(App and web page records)
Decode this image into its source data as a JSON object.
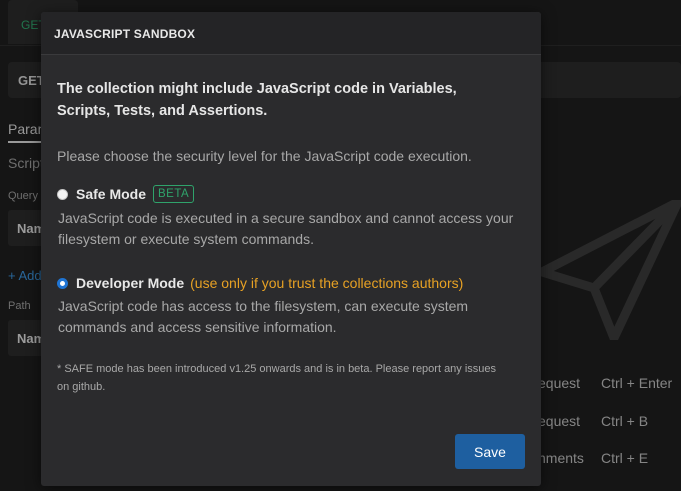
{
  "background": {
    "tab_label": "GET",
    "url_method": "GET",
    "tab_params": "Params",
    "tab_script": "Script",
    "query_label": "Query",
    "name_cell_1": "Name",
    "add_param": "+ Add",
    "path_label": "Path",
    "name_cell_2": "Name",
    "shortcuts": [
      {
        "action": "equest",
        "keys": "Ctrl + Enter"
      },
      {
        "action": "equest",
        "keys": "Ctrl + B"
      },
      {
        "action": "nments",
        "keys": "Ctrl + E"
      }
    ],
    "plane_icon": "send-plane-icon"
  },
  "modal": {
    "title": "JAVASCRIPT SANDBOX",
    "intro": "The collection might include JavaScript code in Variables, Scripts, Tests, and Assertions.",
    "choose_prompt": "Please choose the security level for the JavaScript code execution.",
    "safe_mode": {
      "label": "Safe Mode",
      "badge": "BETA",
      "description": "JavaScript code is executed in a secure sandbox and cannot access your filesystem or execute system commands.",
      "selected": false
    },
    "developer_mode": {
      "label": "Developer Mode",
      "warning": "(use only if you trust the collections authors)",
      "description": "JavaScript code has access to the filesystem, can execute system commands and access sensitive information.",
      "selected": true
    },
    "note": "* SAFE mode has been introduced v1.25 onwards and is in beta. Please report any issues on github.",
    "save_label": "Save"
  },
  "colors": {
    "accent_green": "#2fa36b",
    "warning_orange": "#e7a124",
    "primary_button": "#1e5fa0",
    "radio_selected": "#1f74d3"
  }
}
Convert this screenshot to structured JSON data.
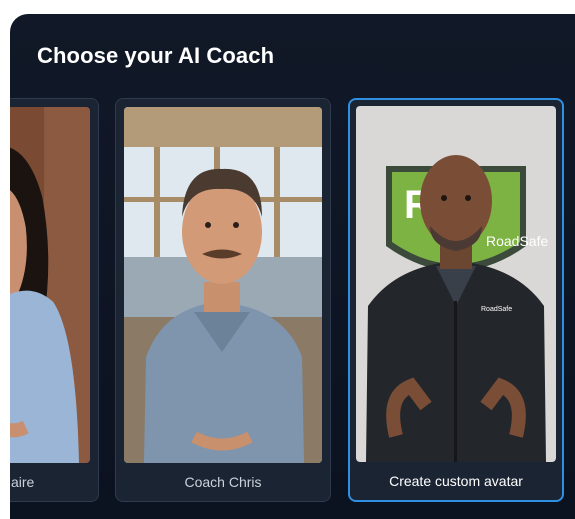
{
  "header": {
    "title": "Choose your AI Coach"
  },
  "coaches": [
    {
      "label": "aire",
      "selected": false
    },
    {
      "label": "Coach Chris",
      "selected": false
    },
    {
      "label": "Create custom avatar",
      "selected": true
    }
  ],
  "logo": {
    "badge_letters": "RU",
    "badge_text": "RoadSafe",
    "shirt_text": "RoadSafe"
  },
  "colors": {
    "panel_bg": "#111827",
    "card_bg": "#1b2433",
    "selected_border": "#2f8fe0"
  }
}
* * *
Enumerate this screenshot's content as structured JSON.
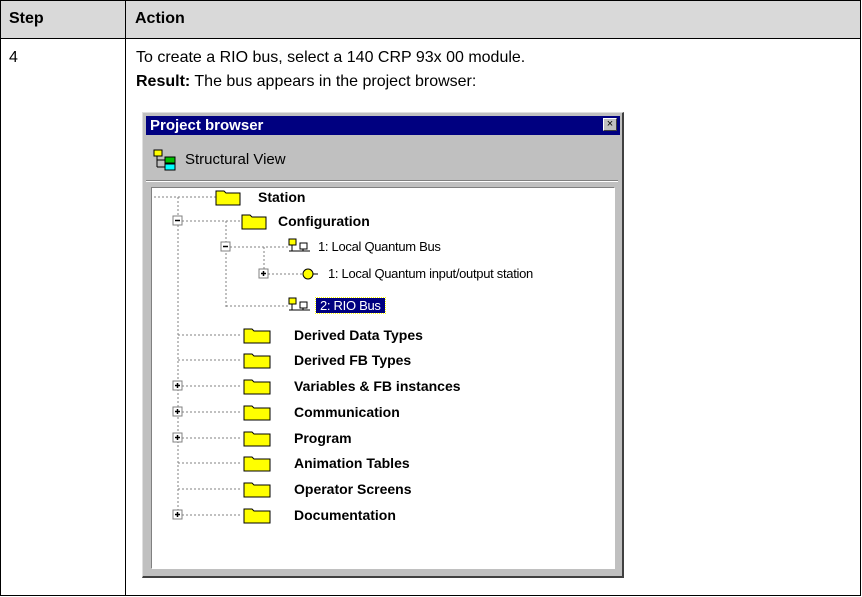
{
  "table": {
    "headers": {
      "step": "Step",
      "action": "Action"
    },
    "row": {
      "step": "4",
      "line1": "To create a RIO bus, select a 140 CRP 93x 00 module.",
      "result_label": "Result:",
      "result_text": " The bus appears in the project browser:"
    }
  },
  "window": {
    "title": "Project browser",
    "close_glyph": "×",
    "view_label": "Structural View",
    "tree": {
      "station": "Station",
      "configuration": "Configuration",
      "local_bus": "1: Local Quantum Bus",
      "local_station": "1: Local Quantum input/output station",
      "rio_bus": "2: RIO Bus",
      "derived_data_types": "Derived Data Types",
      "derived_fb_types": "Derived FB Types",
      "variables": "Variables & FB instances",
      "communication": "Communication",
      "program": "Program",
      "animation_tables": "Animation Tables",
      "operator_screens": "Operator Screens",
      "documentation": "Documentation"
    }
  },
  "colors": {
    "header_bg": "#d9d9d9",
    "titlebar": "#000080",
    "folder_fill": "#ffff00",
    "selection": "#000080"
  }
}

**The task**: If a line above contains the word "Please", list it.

**Task response**:
    "choose_prompt": "Please choose the security level for the JavaScript code execution.",
    "note": "* SAFE mode has been introduced v1.25 onwards and is in beta. Please report any issues on github.",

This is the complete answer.